The expectations are high for Joe Biden’s incoming administration after winning the U.S. presidential election. Considering the wreck of problems left behind from the Trump administration, these expectations will be even higher regarding the Israel-Palestine conflict. Though a lame-duck Trump administration still has the potential to create more problems in the conflict, these will be predictably limited and a new president will inevitably bring change to this matter. Yet, this question is valid: What kind of a relationship will the Biden presidency maintain with Israel and what can be expected for the Palestinians?
In light of several facts concerning Biden’s political profile and personal history, expectations of a radical or even substantial change from the Trump administration could come to nothing. Even though Biden served as the Vice President of the Obama administration, which Israel considered toxic, he was the “good cop” during those years, and he is anticipated to work more cooperatively with the Netanyahu government, if it remains. In other words, Biden is not a “better” choice but rather a “lesser evil” for the Palestinians.
Indeed, he has a long-standing relationship with the Israelis. In 1973, Biden, as a newly elected senator of Delaware, met with then-Israeli Prime Minister Golda Meir in her first official overseas visit, which he sees as “one of the most consequential meetings” he has ever had in his life. Moreover, he has been a close friend of Israeli Prime Minister Benjamin Netanyahu which extends back to Bibi’s years in the United States four decades ago. Just like his partner in the White House, Kamala Harris, he also has family ties within the American Jewish community as both his (former) daughter-in-law and current son-in-law are Jewish, though this does not necessarily bring us to expect something like Trump and Kushner.

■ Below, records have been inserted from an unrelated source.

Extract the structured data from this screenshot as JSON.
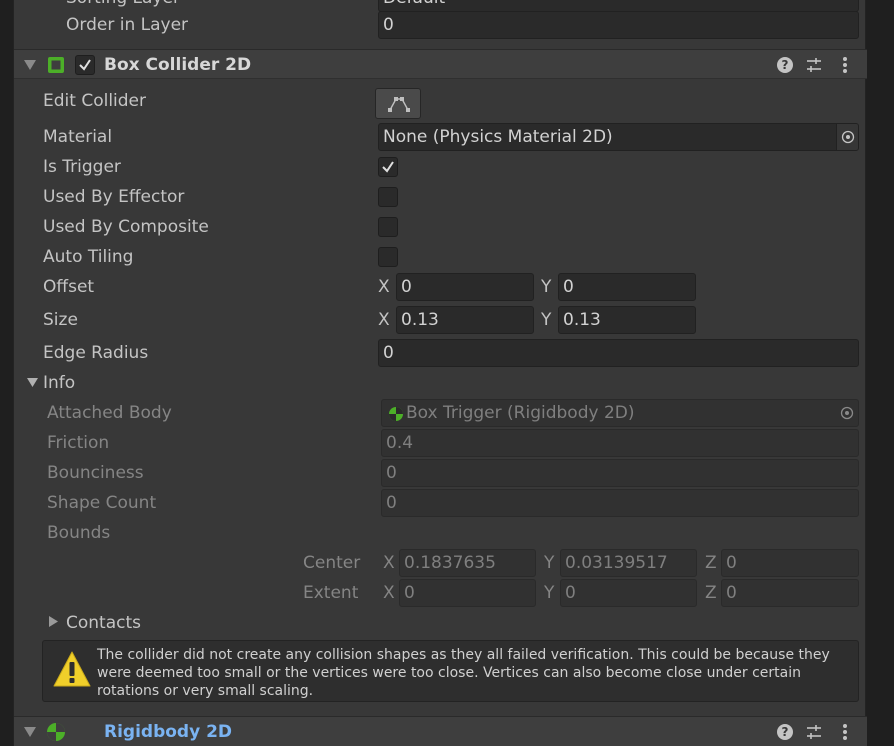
{
  "top": {
    "sorting_layer_label": "Sorting Layer",
    "sorting_layer_value": "Default",
    "order_in_layer_label": "Order in Layer",
    "order_in_layer_value": "0"
  },
  "box_collider": {
    "title": "Box Collider 2D",
    "enabled": true,
    "edit_collider_label": "Edit Collider",
    "material_label": "Material",
    "material_value": "None (Physics Material 2D)",
    "is_trigger_label": "Is Trigger",
    "is_trigger": true,
    "used_by_effector_label": "Used By Effector",
    "used_by_effector": false,
    "used_by_composite_label": "Used By Composite",
    "used_by_composite": false,
    "auto_tiling_label": "Auto Tiling",
    "auto_tiling": false,
    "offset_label": "Offset",
    "offset_x": "0",
    "offset_y": "0",
    "size_label": "Size",
    "size_x": "0.13",
    "size_y": "0.13",
    "edge_radius_label": "Edge Radius",
    "edge_radius_value": "0",
    "axis_x": "X",
    "axis_y": "Y",
    "axis_z": "Z"
  },
  "info": {
    "label": "Info",
    "attached_body_label": "Attached Body",
    "attached_body_value": "Box Trigger (Rigidbody 2D)",
    "friction_label": "Friction",
    "friction_value": "0.4",
    "bounciness_label": "Bounciness",
    "bounciness_value": "0",
    "shape_count_label": "Shape Count",
    "shape_count_value": "0",
    "bounds_label": "Bounds",
    "center_label": "Center",
    "center_x": "0.1837635",
    "center_y": "0.03139517",
    "center_z": "0",
    "extent_label": "Extent",
    "extent_x": "0",
    "extent_y": "0",
    "extent_z": "0",
    "contacts_label": "Contacts"
  },
  "warning": {
    "text": "The collider did not create any collision shapes as they all failed verification.  This could be because they were deemed too small or the vertices were too close.  Vertices can also become close under certain rotations or very small scaling."
  },
  "rigidbody": {
    "title": "Rigidbody 2D"
  },
  "colors": {
    "panel_bg": "#383838",
    "field_bg": "#2a2a2a",
    "accent_green": "#4caf28",
    "link_blue": "#7ab3f2",
    "warning_yellow": "#f0cf2a"
  },
  "icons": {
    "help": "help-icon",
    "presets": "presets-icon",
    "more": "kebab-menu-icon",
    "edit_collider": "edit-collider-icon",
    "object_picker": "object-picker-icon"
  }
}
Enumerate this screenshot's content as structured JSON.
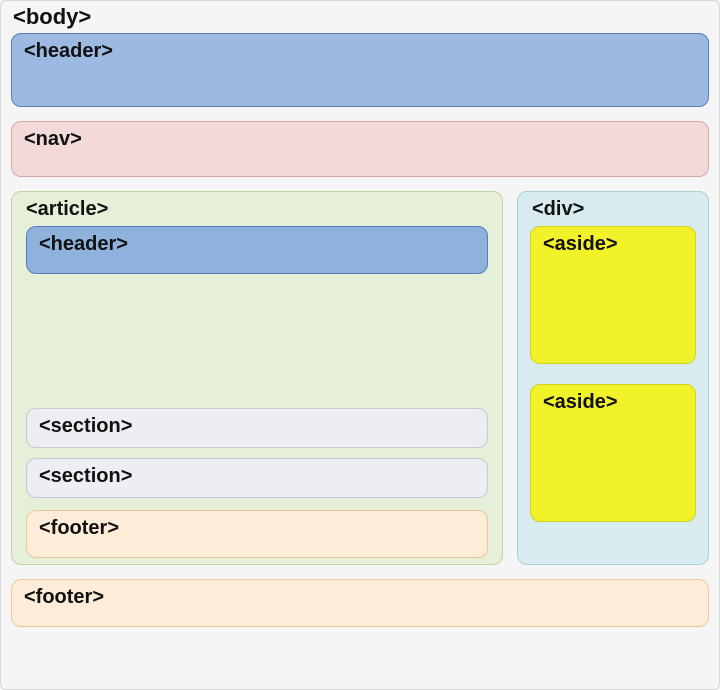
{
  "body_label": "<body>",
  "header_top": "<header>",
  "nav": "<nav>",
  "article": {
    "label": "<article>",
    "header": "<header>",
    "sections": [
      "<section>",
      "<section>"
    ],
    "footer": "<footer>"
  },
  "sidebar": {
    "label": "<div>",
    "asides": [
      "<aside>",
      "<aside>"
    ]
  },
  "footer_bottom": "<footer>"
}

Considering Biden’s foreign policy team, some level of the same staunch support to Israel as during the Trump administration will be maintained. Among them, Daniel Shapiro, the U.S. ambassador to Israel between 2011 and 2017, might be a leading figure for the Biden administration’s Israel agenda. Besides Shapiro, Tony Blinken, Biden’s senior advisor, stated that the new administration will push back against the Boycott, Divestment and Sanctions movement as well as efforts in the United Nations aiming to denounce Israel for its violations of international law.
Biden will not reverse what his predecessor has achieved with regards to Arab-Israeli normalization. He can even take the initiative and include Qatar into this normalization process. Qatar has been left out of the process thus far because of its standing on the other side of the camp, especially due to the Saudi-led blockade against it by the United Arab Emirates, Bahrain and Egypt during the Trump’s administration. Qatar’s financial capacity and influence over the Palestinian groups can lead Biden to pursue this process.
On the Palestinian issue, he will continue his good cop position from his vice presidency years and follow a middle path between Trump’s unfettered support and Obama’s wary approach. In this regard, he previously said that the U.S. embassy in Jerusalem will remain as it is, though the decision of relocating the embassy shouldn’t have happened in that context. Moreover, despite his opposition to settlements, he abstains from using the term “occupation” for what’s happening in the West Bank and staunchly rejects proposals of cutting military aid to Israel because of the settlements.
Biden will try to re-invite the Palestinians into negotiations with Israel and act against isolating them, unlike Trump. This includes the rhetoric of “supporting a two-state solution”, though without paying attention to what has been on the ground and only granting value to Palestinians on a symbolic basis. However, unlike his relationship with Trump, Netanyahu cannot find space for acting recklessly and impertinently this time.
The potential issue of dispute between the United States and Israel could be the revitalisation of nuclear negotiations with Iran. Steps for bringing Iran back to the negotiations can push Israel and its Arab partners to follow harsh rhetoric as in the last years of Obama administration. Nevertheless, Biden would not act as dismissively as Obama did in taking Israel’s interests into account and will strive for protecting the qualitative military edge of Israel, which is crucial especially for the Israeli military elite.